During his career he was awarded the Cross of Valour, the Polish Air Medal, the 1939-1945 Star, the War Medal, the Air Crew Europe Star and the Defence Medal.  After the War ended, on 9th July 1945, he was posted to 17 ACHU (Air Crew Holding Unit) at RAF Snaith near Goole on Humberside and then on to RAF Hucknall in Nottinghamshire as an instructor.
He was then transferred to the Polish Resettlement Corps where he remained until he emigrated to Brazil in 1946.

Thursday, 14 July 2016


He was an electrician and was born on 29th August 1927.  He was released from Russian detention and was taken to Persia (Iran) where he spent time in Teheran and Isfahan before being sent to England as part of the Youth Brigade.  He trained at RAF Halton near Wendover, Buckinghamshire and qualified as an electrician there on 29th July 1947.

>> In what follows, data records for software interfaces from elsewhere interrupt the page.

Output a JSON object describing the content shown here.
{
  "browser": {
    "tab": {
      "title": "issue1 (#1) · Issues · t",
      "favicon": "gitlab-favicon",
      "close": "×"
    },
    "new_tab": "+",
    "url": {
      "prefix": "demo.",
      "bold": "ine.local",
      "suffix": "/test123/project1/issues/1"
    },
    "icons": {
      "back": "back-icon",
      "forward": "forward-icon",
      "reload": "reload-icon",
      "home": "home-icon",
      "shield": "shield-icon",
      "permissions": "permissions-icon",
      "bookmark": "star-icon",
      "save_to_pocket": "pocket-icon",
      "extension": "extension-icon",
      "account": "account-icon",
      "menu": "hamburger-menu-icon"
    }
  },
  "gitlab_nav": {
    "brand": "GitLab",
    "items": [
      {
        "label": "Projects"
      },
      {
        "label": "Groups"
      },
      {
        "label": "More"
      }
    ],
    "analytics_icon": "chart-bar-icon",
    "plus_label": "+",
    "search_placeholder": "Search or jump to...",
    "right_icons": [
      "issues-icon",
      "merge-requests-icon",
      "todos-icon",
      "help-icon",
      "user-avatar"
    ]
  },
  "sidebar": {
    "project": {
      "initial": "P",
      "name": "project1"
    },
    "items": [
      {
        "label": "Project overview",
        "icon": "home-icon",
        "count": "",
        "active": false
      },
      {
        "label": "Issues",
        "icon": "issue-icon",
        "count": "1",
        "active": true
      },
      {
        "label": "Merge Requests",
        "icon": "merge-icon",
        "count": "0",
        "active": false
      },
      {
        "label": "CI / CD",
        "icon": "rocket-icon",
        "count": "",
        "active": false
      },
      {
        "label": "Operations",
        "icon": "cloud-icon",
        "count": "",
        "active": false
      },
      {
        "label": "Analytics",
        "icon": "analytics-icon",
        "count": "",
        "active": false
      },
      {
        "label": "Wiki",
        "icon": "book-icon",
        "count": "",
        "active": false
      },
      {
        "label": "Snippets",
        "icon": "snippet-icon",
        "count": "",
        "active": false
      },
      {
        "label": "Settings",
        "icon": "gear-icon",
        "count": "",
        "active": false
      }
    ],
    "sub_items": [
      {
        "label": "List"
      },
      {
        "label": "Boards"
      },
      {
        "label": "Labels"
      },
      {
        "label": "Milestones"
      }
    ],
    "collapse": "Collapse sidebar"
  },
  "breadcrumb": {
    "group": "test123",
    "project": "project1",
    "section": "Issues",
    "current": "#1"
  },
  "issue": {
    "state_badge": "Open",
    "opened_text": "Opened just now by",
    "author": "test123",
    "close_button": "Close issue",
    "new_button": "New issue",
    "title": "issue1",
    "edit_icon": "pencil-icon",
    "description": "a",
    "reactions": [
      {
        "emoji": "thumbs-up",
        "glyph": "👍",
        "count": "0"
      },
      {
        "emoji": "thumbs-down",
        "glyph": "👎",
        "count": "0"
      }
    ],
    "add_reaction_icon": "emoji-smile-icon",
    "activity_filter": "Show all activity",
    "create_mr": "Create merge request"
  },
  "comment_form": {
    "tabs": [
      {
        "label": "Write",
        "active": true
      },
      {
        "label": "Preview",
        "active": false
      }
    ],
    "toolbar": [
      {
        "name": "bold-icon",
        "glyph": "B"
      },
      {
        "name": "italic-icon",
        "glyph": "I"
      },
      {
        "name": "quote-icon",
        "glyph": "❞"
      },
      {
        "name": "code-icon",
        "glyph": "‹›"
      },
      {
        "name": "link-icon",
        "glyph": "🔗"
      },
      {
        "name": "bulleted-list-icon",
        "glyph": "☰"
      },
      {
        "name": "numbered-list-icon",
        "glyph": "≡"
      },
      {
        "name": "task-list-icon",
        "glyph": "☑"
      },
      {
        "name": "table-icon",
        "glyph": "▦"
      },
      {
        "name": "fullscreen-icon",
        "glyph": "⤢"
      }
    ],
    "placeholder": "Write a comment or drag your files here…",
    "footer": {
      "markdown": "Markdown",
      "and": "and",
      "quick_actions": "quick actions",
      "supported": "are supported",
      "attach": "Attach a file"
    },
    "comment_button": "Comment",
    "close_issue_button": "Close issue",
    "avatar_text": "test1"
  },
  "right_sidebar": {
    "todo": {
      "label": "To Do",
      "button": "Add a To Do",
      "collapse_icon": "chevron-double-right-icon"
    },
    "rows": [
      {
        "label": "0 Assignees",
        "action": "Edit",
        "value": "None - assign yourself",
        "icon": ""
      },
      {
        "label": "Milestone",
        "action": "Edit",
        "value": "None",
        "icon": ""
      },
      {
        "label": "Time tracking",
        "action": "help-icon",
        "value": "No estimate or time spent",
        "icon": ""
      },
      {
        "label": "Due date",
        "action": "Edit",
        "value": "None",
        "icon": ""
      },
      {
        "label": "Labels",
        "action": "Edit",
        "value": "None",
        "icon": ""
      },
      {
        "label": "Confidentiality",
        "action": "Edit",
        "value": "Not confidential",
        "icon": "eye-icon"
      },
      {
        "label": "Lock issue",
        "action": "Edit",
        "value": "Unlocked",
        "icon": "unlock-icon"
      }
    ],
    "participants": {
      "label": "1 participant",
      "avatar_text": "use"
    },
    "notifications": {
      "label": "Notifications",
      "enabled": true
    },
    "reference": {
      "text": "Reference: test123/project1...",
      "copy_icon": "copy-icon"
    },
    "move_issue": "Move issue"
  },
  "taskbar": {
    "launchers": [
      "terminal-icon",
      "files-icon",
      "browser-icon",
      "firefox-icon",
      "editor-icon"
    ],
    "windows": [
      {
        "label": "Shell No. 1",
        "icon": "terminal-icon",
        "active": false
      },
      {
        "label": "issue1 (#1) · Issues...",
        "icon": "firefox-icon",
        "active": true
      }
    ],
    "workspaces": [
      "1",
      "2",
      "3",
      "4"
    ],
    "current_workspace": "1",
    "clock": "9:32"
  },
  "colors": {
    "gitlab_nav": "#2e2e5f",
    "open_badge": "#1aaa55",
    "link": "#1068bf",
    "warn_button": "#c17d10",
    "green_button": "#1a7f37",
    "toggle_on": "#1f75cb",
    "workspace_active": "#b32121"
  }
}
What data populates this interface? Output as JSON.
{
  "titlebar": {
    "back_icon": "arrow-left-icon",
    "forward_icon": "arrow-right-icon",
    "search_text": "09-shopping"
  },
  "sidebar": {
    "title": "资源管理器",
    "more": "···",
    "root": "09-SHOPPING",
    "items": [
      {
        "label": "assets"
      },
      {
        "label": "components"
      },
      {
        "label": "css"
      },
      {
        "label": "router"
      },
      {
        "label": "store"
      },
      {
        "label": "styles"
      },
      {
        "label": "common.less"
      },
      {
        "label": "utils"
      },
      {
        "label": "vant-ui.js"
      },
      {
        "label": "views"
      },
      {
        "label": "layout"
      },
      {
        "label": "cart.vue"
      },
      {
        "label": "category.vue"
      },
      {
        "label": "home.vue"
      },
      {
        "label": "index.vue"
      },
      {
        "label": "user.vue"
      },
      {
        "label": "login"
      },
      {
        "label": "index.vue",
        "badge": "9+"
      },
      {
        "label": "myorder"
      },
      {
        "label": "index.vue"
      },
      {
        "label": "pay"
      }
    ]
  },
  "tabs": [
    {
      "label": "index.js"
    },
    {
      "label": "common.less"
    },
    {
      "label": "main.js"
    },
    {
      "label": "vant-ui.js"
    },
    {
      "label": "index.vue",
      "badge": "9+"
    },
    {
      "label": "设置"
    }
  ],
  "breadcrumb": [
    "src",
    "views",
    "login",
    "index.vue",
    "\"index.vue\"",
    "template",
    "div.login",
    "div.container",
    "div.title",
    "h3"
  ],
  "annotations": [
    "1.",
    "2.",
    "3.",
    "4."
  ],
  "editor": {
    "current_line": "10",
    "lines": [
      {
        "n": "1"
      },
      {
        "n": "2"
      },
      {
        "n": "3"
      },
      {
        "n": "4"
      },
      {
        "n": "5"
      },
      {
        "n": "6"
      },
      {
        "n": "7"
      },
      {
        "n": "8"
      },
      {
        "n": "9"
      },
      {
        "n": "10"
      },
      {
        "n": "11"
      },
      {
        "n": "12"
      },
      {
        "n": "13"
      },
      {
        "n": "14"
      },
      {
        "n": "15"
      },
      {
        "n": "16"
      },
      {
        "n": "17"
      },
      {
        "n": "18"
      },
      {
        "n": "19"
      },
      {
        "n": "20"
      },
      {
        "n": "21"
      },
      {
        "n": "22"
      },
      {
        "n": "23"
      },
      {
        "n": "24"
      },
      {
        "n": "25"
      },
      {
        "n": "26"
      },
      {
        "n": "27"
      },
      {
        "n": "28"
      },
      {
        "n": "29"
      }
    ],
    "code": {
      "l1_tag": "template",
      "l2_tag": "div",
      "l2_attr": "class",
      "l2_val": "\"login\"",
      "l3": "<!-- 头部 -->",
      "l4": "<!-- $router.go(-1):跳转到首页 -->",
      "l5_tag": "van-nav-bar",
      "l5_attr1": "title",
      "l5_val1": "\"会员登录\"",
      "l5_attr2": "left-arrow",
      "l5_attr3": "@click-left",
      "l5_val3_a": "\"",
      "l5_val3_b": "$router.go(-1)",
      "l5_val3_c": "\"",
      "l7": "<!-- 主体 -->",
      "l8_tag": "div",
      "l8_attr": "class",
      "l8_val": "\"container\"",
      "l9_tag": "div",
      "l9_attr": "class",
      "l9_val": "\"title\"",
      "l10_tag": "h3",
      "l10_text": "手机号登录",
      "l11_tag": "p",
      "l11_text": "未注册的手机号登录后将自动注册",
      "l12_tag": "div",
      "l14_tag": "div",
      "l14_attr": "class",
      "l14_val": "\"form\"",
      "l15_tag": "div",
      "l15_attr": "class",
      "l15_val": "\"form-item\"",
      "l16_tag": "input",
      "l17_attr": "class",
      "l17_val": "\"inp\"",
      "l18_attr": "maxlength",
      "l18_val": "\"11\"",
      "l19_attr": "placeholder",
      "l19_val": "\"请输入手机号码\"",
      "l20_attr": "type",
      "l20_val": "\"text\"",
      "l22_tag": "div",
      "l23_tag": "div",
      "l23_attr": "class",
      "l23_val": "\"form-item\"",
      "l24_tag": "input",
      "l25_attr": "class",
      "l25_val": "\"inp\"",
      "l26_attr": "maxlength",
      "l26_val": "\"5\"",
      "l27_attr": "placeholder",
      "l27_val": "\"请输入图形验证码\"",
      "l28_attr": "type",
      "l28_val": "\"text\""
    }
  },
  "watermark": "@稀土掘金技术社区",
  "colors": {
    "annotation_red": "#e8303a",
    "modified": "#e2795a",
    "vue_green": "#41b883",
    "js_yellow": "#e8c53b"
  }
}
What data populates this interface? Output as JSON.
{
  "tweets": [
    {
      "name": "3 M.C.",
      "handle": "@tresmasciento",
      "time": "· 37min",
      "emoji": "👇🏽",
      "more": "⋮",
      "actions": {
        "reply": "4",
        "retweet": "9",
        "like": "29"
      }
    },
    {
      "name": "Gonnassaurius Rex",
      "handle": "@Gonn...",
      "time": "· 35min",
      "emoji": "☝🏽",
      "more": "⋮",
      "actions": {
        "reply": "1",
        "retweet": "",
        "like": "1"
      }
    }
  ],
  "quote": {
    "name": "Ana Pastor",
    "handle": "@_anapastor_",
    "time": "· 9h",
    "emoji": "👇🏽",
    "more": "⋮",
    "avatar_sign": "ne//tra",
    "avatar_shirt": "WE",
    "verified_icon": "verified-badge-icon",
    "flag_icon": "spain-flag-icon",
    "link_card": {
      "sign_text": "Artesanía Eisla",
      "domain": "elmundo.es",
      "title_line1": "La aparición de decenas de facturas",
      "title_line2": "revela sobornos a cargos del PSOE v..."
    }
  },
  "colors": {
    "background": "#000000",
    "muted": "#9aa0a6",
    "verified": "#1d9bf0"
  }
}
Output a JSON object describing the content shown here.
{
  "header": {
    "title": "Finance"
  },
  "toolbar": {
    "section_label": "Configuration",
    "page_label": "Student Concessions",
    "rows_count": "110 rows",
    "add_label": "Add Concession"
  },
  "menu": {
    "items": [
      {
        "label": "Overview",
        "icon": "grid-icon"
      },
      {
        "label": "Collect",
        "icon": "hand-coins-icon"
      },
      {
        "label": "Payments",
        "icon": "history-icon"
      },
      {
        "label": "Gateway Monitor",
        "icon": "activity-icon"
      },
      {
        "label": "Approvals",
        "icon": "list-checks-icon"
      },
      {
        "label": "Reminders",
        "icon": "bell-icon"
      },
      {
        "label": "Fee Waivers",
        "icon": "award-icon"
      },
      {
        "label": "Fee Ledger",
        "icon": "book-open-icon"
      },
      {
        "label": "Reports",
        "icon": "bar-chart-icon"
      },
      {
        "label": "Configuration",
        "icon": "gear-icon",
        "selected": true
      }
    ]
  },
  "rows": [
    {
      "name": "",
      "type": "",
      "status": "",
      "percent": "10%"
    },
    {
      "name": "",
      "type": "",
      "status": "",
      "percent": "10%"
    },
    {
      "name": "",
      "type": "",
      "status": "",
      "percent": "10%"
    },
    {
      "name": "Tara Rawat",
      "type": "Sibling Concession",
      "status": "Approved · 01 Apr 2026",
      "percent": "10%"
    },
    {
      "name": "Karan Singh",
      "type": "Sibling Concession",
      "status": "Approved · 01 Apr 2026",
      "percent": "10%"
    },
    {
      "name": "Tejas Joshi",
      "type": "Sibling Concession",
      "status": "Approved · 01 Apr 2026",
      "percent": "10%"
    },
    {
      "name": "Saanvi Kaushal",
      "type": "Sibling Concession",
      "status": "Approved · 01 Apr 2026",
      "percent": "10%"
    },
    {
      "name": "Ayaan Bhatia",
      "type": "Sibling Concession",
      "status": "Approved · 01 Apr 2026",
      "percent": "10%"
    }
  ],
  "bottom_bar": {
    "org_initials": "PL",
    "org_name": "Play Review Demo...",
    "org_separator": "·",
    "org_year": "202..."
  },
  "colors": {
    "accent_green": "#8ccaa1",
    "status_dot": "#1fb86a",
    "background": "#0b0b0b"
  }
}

At this time 136 Polish apprentices completed the school, and on 10th of March 1948, the remaining 31 completed the course. All finished the school successfully, obtaining the Trade Apprenticeship Certificate ratified by the Central Trade Test Board, together with the certificate of completion of the Polish Secondary School (Gimnazjum No 2) from the Polish Ministry of Education.

Due to his age, he never saw war service.  Stories vary as to whether he remained in Britain or returned to Poland (in 1947 according to Krzystek's List).  It would be interesting to find out.
 Boy recruits - a very young looking sixteen year old freshly arrived from Persia.  As you look at the picture, Jan is left of the man seated.
Jan Adamowicz is in the Middle Row, fourth from the right in this graduation picture taken at RAF Halton in July 1947

Tuesday, 28 June 2016


Following the Brexit campaign and the subsequent victory, I have received a lot of abuse and insults.  The whole point of this blog is that it was non-political and in support of the Polish Airmen.  I wanted to keep their memories alive and to honour their bravery.
I am now being subjected to insults and abuse - even from people of Polish descent whom I have helped in the past.  It seems pointless to go on with this project if the people I had hoped to help are my biggest critics and want nothing more than to heap abuse on me.
I have not yet made a final decision but I cannot see any sensible reason to keep on committing my time and resources to help people who will then turn on me because my country has chosen to go it alone and come out of Europe.

Thursday, 23 June 2016


Information received from Poland suggests that this IS RAF Benbecula and the following photographs show some pretty strong evidence of that fact.  It is also said to have happened in summer 1944 although it is not mentioned in the ORB.


Monday, 30 May 2016


The photo may be colorised or it may be a genuine colour photo.  It is shown exactly as I received it and it appears to be a 304 Squadron aircraft in difficulties on the perimeter road of an airfield.  To me, it looks like RAF Benbecula but others think it is North Africa.
I don't think the long grass/heather is typical of North Africa and I hope someone may have a similar photo and can identify it.  I have one description of a similar event which took place in November 1944 but the fact that some of the men are shirtless in the photo makes that seem improbable.
It has also been suggested that the recovery vehicles are American.  That is not totally surprising bearing in mind that Lease Lend provided us with a lot of such equipment.  I also know that this equipment was in use in North Uist in the latter part of 1943 so I know that such equipment was in the area.
Q was the code letter for Wellington HF420 which first flew for 304 Squadron in June 1944 and continued well in to 1945.  However it could have been an earlier Q which was around some time after mid 1942 because it is painted in Coastal Command colours.
If anyone has any ideas or suggestions regarding the aircraft, the date or the location please pass them on.